why do i need hdl test?
If the patient is at a higher risk of heart disease, the doctors will be sure to recommend this test to check the HDL cholesterol levels. This includes people who are affected by diabetes or have a history of heart disease in their families.
Men over the age of 45 and women over 55 are also naturally at an increased risk, along with people who have been diagnosed with high blood pressure. Tobacco-users will also be checked for the onset of cardiac conditions.
when do you expect results?
The test results of the HDL blood test can be expected within 36 hours after the blood sample has been given.
why get tested?
An HDL is ordered as part of an overall lipid profile along with other lipid tests like cholesterol, LDL-"bad" cholesterol, and triglycerides. The combined information gathered from all of these tests may help assess the risk of heart diseases. It could be done as part of a lipid profile during a health check-up which is advised periodically in adults depending on their lifestyle.
The results of the test give the doctor a comprehensive idea about the condition of the body, and the onset of any heart conditions if any. The HDL cholesterol test looks specifically at the HDL levels in your bloodstream, and the doctor may order a follow-up if you have high results in the cholesterol-screening test. Adults over the age of 20 would do well to check the condition of the cholesterol at least once every 4 to 6 years.
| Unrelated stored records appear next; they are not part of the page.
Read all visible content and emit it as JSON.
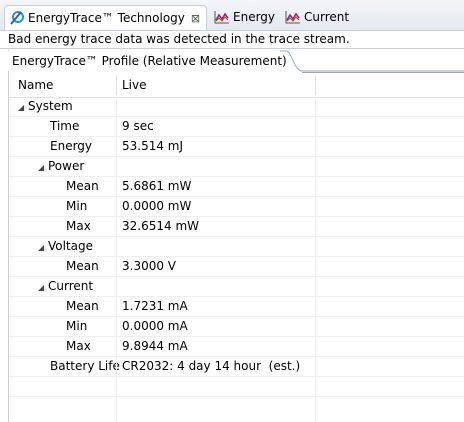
{
  "tabs": [
    {
      "label": "EnergyTrace™ Technology",
      "icon": "energytrace-icon",
      "active": true
    },
    {
      "label": "Energy",
      "icon": "energy-graph-icon",
      "active": false
    },
    {
      "label": "Current",
      "icon": "current-graph-icon",
      "active": false
    }
  ],
  "status_message": "Bad energy trace data was detected in the trace stream.",
  "profile_tab": {
    "label": "EnergyTrace™ Profile (Relative Measurement)"
  },
  "table": {
    "columns": [
      "Name",
      "Live"
    ],
    "rows": [
      {
        "name": "System",
        "value": "",
        "expanded": true
      },
      {
        "name": "Time",
        "value": "9 sec"
      },
      {
        "name": "Energy",
        "value": "53.514 mJ"
      },
      {
        "name": "Power",
        "value": "",
        "expanded": true
      },
      {
        "name": "Mean",
        "value": "5.6861 mW"
      },
      {
        "name": "Min",
        "value": "0.0000 mW"
      },
      {
        "name": "Max",
        "value": "32.6514 mW"
      },
      {
        "name": "Voltage",
        "value": "",
        "expanded": true
      },
      {
        "name": "Mean",
        "value": "3.3000 V"
      },
      {
        "name": "Current",
        "value": "",
        "expanded": true
      },
      {
        "name": "Mean",
        "value": "1.7231 mA"
      },
      {
        "name": "Min",
        "value": "0.0000 mA"
      },
      {
        "name": "Max",
        "value": "9.8944 mA"
      },
      {
        "name": "Battery Life",
        "value": "CR2032: 4 day 14 hour  (est.)"
      }
    ]
  },
  "colors": {
    "accent": "#3a6fb0",
    "graph_icon": "#7a2a6a"
  }
}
reason to take hdl cholesterol (high-density lipoprotein cholesterol) test
Some of the symptoms that point towards an HDL test are:
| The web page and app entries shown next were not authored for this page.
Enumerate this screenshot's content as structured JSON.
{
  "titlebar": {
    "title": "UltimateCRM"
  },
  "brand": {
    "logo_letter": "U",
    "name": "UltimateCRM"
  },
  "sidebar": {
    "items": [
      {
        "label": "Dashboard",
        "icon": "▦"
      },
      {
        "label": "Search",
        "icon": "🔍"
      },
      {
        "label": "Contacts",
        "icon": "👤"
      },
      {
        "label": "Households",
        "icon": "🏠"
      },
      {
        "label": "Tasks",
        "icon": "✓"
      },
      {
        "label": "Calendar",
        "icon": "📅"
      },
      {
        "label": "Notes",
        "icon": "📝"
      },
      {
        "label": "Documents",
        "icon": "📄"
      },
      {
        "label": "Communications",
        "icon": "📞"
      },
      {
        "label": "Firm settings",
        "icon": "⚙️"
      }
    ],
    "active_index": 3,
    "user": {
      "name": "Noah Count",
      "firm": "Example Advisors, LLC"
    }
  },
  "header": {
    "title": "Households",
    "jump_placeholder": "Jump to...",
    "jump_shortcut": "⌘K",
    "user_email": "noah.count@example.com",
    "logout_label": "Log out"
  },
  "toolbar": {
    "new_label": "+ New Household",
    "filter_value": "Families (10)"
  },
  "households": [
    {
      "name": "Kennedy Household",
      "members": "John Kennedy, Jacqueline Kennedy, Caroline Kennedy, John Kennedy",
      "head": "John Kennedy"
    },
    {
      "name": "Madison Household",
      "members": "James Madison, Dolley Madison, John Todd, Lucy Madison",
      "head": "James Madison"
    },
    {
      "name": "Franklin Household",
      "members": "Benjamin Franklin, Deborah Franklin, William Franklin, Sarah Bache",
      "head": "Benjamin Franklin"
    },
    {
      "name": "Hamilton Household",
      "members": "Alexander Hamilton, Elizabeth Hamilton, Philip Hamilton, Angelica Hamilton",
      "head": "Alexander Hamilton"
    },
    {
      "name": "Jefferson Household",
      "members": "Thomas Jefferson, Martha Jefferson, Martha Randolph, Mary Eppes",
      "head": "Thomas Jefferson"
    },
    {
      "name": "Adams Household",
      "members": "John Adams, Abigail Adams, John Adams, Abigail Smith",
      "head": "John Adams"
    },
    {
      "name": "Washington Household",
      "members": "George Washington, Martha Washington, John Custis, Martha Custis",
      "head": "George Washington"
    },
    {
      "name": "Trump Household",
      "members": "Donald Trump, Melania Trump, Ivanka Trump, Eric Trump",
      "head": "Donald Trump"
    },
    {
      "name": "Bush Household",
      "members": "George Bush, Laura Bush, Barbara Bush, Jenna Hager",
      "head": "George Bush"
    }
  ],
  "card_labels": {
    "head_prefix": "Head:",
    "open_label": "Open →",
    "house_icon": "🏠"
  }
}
- Shortness of breath
- Headaches Pain, fullness, and/or squeezing sensation of the chest, Jaw pain, toothache, headache
- Nausea, vomiting, and/or general epigastric (upper middle abdomen) discomfort
- Heartburn and/or indigestion
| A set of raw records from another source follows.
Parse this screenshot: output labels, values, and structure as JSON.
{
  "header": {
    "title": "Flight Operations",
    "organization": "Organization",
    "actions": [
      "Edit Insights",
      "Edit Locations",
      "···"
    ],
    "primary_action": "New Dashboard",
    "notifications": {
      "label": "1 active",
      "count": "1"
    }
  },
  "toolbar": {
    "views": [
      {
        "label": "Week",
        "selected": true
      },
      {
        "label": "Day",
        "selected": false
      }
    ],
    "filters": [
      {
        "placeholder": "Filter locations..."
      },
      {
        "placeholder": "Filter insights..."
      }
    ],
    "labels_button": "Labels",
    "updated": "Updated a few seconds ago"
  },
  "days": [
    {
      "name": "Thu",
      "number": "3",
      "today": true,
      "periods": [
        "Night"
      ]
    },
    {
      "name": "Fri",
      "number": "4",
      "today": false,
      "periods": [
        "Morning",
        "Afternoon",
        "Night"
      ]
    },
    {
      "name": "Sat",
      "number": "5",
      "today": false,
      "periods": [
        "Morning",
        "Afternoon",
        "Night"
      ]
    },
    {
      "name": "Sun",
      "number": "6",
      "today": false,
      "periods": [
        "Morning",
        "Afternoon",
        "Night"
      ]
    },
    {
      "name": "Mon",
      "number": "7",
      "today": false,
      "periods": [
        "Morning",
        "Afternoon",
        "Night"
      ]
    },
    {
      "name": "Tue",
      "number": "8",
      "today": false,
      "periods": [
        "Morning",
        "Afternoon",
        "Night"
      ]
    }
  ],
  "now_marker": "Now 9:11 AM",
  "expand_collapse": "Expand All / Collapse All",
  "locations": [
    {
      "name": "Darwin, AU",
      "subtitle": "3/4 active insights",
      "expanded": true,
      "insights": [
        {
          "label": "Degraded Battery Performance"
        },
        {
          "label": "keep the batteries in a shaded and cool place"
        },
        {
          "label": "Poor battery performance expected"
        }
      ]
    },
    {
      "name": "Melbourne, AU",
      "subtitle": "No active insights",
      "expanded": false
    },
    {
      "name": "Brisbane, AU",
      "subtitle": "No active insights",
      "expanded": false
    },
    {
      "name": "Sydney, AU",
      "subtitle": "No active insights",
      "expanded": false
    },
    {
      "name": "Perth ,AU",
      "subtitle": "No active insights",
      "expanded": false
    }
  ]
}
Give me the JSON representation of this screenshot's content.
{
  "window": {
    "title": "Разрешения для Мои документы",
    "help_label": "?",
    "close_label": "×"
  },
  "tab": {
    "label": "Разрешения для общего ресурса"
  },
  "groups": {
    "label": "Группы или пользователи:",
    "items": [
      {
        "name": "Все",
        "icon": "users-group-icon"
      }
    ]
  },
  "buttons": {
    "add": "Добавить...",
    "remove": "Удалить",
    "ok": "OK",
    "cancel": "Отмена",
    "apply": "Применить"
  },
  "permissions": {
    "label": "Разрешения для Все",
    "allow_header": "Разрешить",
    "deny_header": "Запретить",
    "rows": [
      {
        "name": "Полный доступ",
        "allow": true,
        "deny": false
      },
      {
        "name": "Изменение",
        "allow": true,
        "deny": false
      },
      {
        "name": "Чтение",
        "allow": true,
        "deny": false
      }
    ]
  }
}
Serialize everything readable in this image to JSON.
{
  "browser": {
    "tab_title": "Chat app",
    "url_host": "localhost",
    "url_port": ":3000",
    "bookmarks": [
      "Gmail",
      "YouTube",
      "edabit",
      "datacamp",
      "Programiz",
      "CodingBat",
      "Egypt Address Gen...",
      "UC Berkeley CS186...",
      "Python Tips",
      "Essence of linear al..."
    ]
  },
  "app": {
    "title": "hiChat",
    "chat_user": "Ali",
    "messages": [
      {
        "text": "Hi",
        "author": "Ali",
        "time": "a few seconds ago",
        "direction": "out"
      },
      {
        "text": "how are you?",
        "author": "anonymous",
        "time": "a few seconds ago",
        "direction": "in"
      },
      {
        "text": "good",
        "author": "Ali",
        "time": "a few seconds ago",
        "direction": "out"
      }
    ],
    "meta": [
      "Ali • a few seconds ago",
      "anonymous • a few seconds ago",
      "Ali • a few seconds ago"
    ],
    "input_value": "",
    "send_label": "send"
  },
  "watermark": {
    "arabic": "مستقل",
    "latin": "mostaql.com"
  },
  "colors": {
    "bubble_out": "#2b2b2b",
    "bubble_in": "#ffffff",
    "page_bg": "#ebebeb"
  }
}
- Arm pain (more commonly the left arm, but may be either arm)
- Upper back pain
- General malaise (vague feeling of illness)
preparations needed for hdl cholesterol (high-density lipoprotein cholesterol) test
Preparatory instructions during specimen collection*:
- Fasting Required.
Fasting samples have to be collected after a minimum 12-14 hour overnight fasting status.
Clear fluids like water are allowed during this period. Refrain from consumption of early morning beverages like tea, coffee and milk until specimen collection is completed.
In case of diabetics on oral or injectable hypoglycemic agents, consult your physician about continuing with these medications prior to specimen collection.
If you have been sick recently or coming right off a stressful event like a surgery or an accident, the HDL cholesterol test is not advised at the time. This is because the cholesterol levels in the blood are temporarily lower right after these events.
In this case, you might have to wait at least 6 weeks after the event for the cholesterol levels to get back to normal in the body. Pregnancy also affects the amount of HDL in the body, so you should wait until six weeks post-delivery to get an accurate result.
Specimen type: Serum (Blood Sample)
Specimen collection procedure: Venipuncture - Collection of blood from a vein, usually from the arm.
does hdl test pose any risk?
The only thing required to test the HDL normal range in the body is a sample of blood, so the test is almost risk-free. However, in rare cases, the person may be affected by bleeding under the skin, excessive bleeding, infection at the wounded area or fainting after the blood has been drawn from the body.
Understanding results of HDL Cholesterol (High-density lipoprotein cholesterol)
|Less than 40 mg/dL (men)||increased risk of heart disease|
|Greater than 60mg/dL||protective against heart disease|
|Less than 50: mg/dL (women)||increased risk of heart disease|
‘*A Reference range is a set of values which helps the healthcare professional to interpret a medical test. It may vary with age, gender, and other factors. Reference ranges may also vary between labs, in value & units depending on instruments used and method of establishment of reference ranges’